I continuously have to deal with that one difficult person who is hard to work with, who affects productivity due to a terrible attitude, chronic tardiness, or simply drives everyone else up the wall. Here are the methods I use to battle this common problem in conflict management. According to Qwests internal conflict management website, and my own personal bag of tricks. Dealing with negative behavior, may be solved in three easy steps: .
1. Get to the heart of the matter.
2. Determine what problem-solving methods to avoid so you don't perpetuate the conflict.
3. Choose a different, surprising approach to solve the problem and keep it solved. .

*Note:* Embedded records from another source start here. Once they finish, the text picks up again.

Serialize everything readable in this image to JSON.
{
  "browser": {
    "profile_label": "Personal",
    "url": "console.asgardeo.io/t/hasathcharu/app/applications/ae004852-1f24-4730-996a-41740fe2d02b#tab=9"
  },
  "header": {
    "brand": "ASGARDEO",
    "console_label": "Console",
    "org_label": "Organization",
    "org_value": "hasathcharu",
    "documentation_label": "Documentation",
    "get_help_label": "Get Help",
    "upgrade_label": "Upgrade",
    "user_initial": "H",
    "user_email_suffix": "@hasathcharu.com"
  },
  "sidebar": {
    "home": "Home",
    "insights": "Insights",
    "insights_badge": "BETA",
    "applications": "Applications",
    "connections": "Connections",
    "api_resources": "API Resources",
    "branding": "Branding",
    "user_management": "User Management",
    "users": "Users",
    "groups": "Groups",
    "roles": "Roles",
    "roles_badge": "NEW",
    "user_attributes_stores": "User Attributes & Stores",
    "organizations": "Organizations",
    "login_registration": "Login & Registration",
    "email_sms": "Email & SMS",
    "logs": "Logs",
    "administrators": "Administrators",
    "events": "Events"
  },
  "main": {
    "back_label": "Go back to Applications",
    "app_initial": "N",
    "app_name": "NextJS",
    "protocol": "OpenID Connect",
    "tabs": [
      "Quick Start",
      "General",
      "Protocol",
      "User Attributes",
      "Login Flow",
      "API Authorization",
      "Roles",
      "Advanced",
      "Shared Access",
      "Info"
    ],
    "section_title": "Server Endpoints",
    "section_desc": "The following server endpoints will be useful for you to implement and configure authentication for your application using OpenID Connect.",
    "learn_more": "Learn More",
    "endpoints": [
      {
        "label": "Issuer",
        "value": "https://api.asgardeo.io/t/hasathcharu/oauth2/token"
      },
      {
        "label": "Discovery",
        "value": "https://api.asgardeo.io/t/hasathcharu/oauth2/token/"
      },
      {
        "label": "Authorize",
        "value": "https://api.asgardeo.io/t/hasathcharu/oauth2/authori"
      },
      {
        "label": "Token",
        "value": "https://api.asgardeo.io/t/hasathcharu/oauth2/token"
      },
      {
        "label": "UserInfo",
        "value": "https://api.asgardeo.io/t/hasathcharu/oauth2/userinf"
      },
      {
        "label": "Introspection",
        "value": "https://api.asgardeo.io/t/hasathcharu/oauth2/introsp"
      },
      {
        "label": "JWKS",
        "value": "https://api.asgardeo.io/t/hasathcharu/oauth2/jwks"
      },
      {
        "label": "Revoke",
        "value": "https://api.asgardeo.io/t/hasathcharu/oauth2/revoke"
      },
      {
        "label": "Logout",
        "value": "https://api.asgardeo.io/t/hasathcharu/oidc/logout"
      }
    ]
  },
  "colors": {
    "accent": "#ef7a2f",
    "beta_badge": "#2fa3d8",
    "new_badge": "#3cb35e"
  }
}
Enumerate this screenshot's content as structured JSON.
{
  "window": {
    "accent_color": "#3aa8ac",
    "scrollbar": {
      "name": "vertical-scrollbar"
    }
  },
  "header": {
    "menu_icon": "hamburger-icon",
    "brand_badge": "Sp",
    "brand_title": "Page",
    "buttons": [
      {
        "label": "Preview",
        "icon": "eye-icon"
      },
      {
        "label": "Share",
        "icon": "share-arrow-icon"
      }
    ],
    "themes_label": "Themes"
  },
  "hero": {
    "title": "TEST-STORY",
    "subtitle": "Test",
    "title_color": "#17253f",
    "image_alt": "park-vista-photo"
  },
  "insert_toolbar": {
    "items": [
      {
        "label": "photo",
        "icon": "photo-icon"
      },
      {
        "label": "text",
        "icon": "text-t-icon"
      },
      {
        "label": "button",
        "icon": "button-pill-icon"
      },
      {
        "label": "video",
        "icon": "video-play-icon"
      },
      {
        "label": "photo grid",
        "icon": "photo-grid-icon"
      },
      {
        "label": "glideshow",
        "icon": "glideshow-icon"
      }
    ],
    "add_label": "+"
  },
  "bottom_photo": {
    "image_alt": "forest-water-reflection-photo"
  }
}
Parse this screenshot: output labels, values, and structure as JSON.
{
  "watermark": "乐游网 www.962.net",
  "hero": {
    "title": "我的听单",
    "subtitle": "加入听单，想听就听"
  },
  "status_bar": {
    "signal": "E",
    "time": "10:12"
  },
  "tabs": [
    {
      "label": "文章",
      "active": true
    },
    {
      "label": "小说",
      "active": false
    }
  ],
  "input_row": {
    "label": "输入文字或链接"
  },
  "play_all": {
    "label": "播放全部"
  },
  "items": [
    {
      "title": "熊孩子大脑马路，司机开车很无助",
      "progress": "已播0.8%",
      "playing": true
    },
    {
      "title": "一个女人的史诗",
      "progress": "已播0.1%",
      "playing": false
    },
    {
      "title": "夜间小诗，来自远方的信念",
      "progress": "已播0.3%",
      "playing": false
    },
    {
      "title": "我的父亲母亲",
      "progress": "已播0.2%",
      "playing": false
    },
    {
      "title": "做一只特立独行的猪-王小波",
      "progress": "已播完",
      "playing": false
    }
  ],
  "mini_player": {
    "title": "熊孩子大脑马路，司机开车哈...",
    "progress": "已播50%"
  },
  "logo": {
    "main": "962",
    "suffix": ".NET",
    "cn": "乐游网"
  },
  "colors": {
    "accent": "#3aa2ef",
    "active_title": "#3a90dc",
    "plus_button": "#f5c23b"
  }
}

Finally, here is the key to some peace and sanity in the workplace, drawn from my personal piggy bank on how to help deal with nonproductive behavior.
How the difficult behavior of the individual is reinforced:.
I don't use the same solution that never brings new results. I always try something radically different, and employ a totally new approach so I can elicit a new response carefully. .
Why I fail to change negative behavior:.
1. I get caught in the web of my own logic.
2. I don't realize I"m doing the same things over and over.
3. I can't think of anything better to try.
Therefore, I use the following three-question formula to come up with a new strategy:.
1. What is the primary problem? How exactly does it affect productivity?.
2. What have I been doing about the problem so far? .
3. What do I need to do instead? I need to undo what my ineffective solution did, and attack with a brand-new set of weapons.
Focus on the facts. Figure out what the heart of the matter is:.
1. List all the issues affecting me. .
2. Decide which issue or who in particular is bothering me the most. .
3. Encircle the issue or person's name on my list.
4. Focus on what I circled, and make a list of all the things that bother me about this person. .
5. Pick the problem to work on. If I could only fix one item on the list, and had to live with all the others, what would I choose?.